By Rusty and Joanna Pritchard
Worth a listen: Last week NPR’s Morning Edition aired a pair of stories by Elizabeth Shogren, one about a family that moved out to the Atlanta suburbs, and one about a family that moved intown to a “new urban” development. It’s part of their Climate Connections series. Both stories are about parents trying to do their best by their families, making decisions under lots of constraints. Neither of them created the environment they inhabit; they’re just trying to do their best to live in it.
Two things strike me about the contrast. One is that the family in the suburbs (really the exurbs) appears trapped, rather than living their “dream” lifestyle. They don’t think they can do anything other than what they have done. Their schedule is set by their home choice and yet they spend very little time enjoying that home together as a family. The second family, in the new urban development, are taking advantage of a choice that wasn’t really available to most people even five years ago. But there are changes afoot in how we build our cities, and the new urban story contains seeds of promise. Developers are beginning to provide choices that permit some families to move into dense, walkable, livable communities.
The other observation is that consideration for one’s neighbors doesn’t really enter into either decision. The intown family is actually better off in many ways—avoiding the long commute lets them spend more time together, being in a walkable community helps them stay healthier. They aren’t making their decision to be noble. The suburban family isn’t thinking broadly either, but their lifestyle has huge impacts on creation and on the people who live in it. They don’t think about those impacts either. So the market works well in one case—it aligns social and private costs and benefits—and fails in the other—since deciding for a long commute passes much of the cost off on third parties.

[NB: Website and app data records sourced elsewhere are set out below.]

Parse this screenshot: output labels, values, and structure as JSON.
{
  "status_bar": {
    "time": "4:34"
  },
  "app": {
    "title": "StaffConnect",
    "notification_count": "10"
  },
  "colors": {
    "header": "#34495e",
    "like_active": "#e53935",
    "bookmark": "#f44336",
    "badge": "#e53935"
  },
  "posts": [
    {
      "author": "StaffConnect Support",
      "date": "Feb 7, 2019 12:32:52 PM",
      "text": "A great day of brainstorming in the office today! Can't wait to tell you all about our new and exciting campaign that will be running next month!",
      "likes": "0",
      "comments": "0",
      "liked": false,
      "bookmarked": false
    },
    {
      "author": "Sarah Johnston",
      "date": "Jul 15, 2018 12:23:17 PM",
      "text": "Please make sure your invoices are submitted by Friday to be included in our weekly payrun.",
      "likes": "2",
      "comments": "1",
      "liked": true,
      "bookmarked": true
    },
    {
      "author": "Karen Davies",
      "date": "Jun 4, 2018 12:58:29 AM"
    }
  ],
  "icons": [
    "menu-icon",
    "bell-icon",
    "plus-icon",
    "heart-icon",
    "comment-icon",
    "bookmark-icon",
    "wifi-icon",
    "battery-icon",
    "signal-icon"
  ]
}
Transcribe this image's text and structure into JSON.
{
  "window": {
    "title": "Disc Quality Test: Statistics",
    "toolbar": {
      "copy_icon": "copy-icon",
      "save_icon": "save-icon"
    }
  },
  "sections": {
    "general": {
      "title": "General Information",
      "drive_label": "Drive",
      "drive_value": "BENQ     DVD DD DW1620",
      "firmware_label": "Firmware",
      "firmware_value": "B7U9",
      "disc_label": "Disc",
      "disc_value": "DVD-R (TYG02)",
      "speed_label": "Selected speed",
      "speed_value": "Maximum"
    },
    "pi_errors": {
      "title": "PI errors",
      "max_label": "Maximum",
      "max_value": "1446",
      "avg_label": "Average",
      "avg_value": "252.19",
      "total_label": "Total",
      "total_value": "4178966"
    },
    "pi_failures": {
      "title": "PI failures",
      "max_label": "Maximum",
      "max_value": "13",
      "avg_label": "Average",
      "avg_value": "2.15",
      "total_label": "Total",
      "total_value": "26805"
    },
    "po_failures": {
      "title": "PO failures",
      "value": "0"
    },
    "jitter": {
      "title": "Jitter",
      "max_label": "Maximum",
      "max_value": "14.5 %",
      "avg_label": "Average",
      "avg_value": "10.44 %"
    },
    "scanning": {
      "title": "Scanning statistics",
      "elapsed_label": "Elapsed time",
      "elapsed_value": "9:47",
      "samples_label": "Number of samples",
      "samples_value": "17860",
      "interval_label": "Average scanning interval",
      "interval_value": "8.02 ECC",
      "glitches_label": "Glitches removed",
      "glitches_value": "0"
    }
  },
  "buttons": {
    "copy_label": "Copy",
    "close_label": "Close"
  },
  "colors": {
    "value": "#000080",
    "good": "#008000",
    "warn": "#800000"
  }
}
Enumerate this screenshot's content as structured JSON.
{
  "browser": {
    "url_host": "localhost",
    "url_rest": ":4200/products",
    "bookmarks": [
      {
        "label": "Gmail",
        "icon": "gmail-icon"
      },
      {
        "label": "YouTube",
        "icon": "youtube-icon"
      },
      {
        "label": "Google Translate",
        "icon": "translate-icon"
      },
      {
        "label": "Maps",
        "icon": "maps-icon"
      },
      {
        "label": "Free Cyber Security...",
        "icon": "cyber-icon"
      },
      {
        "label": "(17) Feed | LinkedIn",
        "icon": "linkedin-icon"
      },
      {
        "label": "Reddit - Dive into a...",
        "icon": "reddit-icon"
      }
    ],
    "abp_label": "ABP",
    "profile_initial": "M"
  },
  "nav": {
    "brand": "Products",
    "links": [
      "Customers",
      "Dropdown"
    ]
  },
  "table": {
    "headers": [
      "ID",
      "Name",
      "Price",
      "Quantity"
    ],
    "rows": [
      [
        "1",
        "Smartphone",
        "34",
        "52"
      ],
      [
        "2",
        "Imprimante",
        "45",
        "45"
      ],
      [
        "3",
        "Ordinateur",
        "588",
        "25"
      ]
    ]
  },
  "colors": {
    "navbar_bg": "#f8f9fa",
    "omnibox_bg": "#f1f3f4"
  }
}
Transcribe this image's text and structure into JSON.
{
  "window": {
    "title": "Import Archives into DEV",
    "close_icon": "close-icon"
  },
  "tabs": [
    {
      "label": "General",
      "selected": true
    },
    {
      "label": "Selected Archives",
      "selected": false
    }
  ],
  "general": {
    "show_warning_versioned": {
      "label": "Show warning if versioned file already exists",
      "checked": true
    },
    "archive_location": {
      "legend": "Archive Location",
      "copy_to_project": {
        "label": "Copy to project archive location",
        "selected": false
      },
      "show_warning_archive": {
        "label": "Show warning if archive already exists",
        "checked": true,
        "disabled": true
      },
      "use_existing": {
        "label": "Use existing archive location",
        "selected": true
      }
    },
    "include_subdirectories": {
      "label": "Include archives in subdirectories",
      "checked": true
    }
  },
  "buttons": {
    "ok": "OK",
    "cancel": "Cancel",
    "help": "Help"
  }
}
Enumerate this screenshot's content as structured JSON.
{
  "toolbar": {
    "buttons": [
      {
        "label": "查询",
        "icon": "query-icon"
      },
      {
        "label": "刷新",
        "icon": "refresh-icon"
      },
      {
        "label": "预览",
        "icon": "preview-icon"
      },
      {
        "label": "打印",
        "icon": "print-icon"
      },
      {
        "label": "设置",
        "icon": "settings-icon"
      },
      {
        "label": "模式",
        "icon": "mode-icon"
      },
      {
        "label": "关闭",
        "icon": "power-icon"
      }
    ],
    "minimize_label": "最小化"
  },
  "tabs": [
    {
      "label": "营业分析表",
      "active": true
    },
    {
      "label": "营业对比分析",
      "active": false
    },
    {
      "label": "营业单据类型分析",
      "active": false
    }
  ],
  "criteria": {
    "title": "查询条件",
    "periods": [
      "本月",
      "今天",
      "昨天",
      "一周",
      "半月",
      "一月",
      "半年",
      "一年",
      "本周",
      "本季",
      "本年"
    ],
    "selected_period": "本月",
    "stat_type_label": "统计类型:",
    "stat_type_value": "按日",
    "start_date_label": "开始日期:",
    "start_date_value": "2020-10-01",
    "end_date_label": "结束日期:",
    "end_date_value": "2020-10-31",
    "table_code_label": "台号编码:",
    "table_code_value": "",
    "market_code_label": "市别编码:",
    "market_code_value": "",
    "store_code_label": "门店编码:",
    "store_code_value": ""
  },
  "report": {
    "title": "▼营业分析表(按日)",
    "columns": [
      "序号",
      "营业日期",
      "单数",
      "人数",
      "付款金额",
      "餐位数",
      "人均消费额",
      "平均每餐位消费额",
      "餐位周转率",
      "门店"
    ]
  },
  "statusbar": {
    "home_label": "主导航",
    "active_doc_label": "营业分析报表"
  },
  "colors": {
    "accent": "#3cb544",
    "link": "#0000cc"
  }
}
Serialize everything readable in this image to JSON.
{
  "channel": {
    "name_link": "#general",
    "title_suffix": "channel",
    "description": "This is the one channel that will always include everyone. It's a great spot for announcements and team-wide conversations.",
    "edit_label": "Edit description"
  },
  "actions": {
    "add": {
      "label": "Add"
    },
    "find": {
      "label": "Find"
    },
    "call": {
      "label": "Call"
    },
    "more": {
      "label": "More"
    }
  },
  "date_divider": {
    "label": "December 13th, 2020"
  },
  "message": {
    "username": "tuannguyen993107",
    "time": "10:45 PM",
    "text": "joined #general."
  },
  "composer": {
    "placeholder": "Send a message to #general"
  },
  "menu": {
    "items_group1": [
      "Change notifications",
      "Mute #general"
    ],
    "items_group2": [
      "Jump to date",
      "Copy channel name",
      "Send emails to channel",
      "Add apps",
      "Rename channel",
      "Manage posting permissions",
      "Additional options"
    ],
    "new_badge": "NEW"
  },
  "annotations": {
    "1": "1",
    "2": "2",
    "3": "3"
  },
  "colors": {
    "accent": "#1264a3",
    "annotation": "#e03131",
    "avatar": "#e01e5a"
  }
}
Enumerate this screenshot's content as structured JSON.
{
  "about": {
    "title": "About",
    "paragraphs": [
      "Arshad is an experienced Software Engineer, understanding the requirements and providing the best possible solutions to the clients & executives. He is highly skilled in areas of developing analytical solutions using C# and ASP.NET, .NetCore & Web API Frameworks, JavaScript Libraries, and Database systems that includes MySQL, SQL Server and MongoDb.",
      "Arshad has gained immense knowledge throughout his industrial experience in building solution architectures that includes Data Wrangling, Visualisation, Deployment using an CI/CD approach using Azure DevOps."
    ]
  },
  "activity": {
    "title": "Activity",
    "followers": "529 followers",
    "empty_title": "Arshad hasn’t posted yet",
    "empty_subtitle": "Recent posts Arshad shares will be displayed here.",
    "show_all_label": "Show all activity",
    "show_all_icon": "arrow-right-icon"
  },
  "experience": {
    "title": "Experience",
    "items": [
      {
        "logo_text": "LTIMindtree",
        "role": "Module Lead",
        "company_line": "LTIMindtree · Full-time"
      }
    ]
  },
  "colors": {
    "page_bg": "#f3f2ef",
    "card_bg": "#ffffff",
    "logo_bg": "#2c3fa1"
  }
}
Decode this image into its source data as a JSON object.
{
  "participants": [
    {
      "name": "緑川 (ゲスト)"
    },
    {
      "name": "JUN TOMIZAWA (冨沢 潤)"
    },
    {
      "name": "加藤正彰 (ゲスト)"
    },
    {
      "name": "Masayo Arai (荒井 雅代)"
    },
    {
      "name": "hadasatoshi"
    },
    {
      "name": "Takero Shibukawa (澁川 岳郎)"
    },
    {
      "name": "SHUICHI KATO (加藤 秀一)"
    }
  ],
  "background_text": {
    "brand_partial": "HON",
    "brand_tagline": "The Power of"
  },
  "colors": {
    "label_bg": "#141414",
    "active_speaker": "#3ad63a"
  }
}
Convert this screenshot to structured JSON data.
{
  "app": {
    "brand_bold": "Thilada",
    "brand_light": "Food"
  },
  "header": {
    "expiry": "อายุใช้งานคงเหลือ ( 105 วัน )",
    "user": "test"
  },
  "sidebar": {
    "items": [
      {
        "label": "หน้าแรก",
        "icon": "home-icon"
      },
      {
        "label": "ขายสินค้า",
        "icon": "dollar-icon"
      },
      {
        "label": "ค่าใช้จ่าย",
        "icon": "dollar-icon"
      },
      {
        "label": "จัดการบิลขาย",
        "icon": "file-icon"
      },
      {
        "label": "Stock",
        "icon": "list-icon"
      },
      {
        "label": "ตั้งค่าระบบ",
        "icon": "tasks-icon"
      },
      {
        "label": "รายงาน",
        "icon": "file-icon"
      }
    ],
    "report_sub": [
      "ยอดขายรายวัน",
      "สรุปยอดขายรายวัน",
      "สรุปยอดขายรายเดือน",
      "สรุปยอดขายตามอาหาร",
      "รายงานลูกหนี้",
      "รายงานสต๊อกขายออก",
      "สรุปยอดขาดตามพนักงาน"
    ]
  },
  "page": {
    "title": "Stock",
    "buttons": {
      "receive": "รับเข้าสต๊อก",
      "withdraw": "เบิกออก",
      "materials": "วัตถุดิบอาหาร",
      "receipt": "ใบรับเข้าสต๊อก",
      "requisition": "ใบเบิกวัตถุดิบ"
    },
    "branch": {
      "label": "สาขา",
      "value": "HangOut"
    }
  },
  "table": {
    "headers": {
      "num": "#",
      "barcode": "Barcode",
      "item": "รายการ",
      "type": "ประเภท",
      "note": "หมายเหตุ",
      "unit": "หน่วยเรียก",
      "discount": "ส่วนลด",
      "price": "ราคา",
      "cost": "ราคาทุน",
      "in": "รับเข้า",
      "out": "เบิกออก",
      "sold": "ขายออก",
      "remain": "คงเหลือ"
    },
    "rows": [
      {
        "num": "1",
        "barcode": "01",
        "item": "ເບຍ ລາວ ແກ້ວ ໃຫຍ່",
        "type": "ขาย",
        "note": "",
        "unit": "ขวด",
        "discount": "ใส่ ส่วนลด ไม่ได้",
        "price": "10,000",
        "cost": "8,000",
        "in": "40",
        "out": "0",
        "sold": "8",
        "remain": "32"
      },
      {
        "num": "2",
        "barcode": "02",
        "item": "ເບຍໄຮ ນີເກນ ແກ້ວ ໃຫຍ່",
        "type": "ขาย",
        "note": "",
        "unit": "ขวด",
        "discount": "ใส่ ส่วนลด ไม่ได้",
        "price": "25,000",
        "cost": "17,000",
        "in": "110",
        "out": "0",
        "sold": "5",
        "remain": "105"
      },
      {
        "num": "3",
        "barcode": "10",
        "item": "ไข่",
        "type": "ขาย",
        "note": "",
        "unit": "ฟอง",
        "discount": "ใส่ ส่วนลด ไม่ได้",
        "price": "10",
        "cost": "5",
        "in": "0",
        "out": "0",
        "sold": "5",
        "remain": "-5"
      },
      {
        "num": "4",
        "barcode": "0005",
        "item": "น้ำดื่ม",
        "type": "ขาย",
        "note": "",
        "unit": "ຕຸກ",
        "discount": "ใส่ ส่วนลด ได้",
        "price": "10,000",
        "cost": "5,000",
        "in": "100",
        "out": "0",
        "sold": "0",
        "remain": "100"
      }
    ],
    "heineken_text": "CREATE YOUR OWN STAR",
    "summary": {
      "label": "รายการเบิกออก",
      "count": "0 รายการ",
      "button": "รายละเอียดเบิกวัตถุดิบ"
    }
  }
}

Asked about the environmental impact of their housing decision, the suburban commuting family says "I never really thought about it, because we get so caught up with day-to-day activities, that we do what we need to do to get through that day." "While somewhere on my priority list, being environmentally conscious is on there, but it’s not going to be as high as what can I afford, what does my family need.”
Our public policy has to be about creating choices for people, but also about closing some of these loops that allow costs of development to be passed off to others. The market can help, but can’t do the work on its own. Creating choices by itself doesn’t make people desire community or discipline their choices by demanding respect and love for their neighbor. But the church can help with that, as we build our holistic vision. While home/yard square footage is one part of the where-to-live decision, the expectation of good public schools is the other, and one not addressed in the NPR stories. Low achieving public schools in city centers are not only unjust to those who have no choice but to attend them, but also promotes unsustainable patterns of development.